The Early Bird Catches the Frog
As I discussed in my memoir, I tend to have an unusual sleeping and waking schedule. Lately, I’ve been sleeping until 4 or 5 AM, which is good for me. When I am up so early that I can’t stay up late enough to host or to go out for “ladies night,” or to catch a play by my favorite theater company, The Little Green Pig, I get feel disappointed in myself. However, I often am the most energetic and creative in the morning, and I am witness to activities others may not see.
For example, one morning I came out of the bedroom and saw our youngest cat, Arty, chasing after something with intense focus. I only heard a squawk or two, and caught a glimpse of a little, jungle-green frog hopping away. I said, “Froggie!” and tried to let it out the door, but it leaped out of sight. A few hours later, I was using the bathroom and glanced at the sink to see the frog on the head of one of my bathroom accessories, a “Share a Smile Becky” Barbie Doll, who comes sitting in a wheelchair and wearing jeans and a plaid shirt. I had found Becky something much more flattering to wear years ago, a black negligee, and seeing her smiling with a frog on her head was at first alarming, but again I just said, “Oh, Froggie!” For the next couple of weeks, the frog made camp in the overflow section, or hole, of the sink. I would see it now and again with its upper body out of the hole, or even just its eyes staring back at me from inside the hole. My husband, Paul, and I tried flushing it out and leaving food for it to follow out, although we were never sure whether the frog got the deli meat or if the cats got to it first. I realized that I was maybe scaring it, too, because I tried to grab it with tweezers a couple of times, and that Arty liked being in the bathroom when I was in there. The frog became a topic of conversation on Facebook, as well as at Thanksgiving dinner. Only Paul had seen the frog, so on top of frightening the frog, I was beginning to feel like others didn’t believe me, as if the frog was some crazy delusion. I felt terrible!
For a few days after Thanksgiving, I talked to the frog gently, encouraging it out and reassuring it that we would return it to the pond. I call this “frog whispering.” Then yesterday, I kept the lights out in the bathroom, left another trail of turkey, and used Paul’s bathroom all day to give the frog some space. (Yes, we have our own bathrooms, which, for me, is a component of a good marriage!) And my techniques worked! When Paul got home from work that evening, I looked in my sink, and the frog had eaten all the turkey, the final piece of which was in a plastic container I use for paint water, and the frog was now in the container, softly ribbiting. I quickly covered it with a towel and yelled for Paul, who came in, put the lid on the container, and set the frog free outside. Paul said it jumped on a branch of a bush near the pond and looked happy. When I went biking around the pond this morning, I didn’t see the frog of course, but I was glad it had made it home. More on biking soon…….

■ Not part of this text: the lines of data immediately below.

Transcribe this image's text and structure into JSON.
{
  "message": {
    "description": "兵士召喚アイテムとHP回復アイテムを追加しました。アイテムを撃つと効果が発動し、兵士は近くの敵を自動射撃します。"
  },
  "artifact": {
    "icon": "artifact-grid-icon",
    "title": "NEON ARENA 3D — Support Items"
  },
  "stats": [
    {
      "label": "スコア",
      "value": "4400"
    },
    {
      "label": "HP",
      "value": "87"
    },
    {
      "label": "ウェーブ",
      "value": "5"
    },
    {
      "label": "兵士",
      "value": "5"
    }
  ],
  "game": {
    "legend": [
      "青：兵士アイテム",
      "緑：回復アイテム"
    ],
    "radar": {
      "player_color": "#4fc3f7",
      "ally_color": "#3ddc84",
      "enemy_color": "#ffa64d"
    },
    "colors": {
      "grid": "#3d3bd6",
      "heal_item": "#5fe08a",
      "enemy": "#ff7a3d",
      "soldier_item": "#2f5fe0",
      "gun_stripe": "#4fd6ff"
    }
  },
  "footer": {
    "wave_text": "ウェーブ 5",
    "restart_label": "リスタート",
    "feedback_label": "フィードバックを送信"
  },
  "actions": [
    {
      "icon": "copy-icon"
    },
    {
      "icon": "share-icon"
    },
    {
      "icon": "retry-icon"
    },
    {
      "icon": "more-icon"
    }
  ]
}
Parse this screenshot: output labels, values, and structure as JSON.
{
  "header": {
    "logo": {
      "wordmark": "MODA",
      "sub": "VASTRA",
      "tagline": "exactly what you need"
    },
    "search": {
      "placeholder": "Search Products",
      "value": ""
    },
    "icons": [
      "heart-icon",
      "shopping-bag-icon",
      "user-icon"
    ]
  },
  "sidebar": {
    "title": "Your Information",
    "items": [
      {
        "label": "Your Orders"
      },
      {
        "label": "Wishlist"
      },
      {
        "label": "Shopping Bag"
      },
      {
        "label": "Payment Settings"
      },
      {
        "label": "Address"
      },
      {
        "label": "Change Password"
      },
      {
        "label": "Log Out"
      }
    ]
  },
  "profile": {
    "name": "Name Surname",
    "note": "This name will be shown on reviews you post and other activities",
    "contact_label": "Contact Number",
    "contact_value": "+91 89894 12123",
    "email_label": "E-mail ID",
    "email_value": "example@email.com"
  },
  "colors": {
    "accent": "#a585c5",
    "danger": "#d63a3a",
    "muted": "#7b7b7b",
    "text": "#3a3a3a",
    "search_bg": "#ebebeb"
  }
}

I made a collage in honor of my frog story. I found and printed a photograph of my Barbie (“Rebecca,” I call her), two photographs of pond frogs, an image of a small, acrylic painting I did of Arty’s face, as he was watching me paint one day, and a smaller image of another painting I did of Arty’s sweet face. I then drew one of the photographs of a green pond frog in green, red, black, and silver glitter pens. In this arrangement, Arty’s concentrated, wide-eyed portrait, which resembles a dramatic mask, is beside the photograph of Rebecca, who has a frog on her head, confronting Arty’s and the viewer’s stares. Above this juxtaposition I paired the drawing of the frog, the largest image in the collage, with the small image of Arty’s innocent kitten face. Arty didn’t mean any harm, and here, he and the frog are each colorful, content, and minding their own business.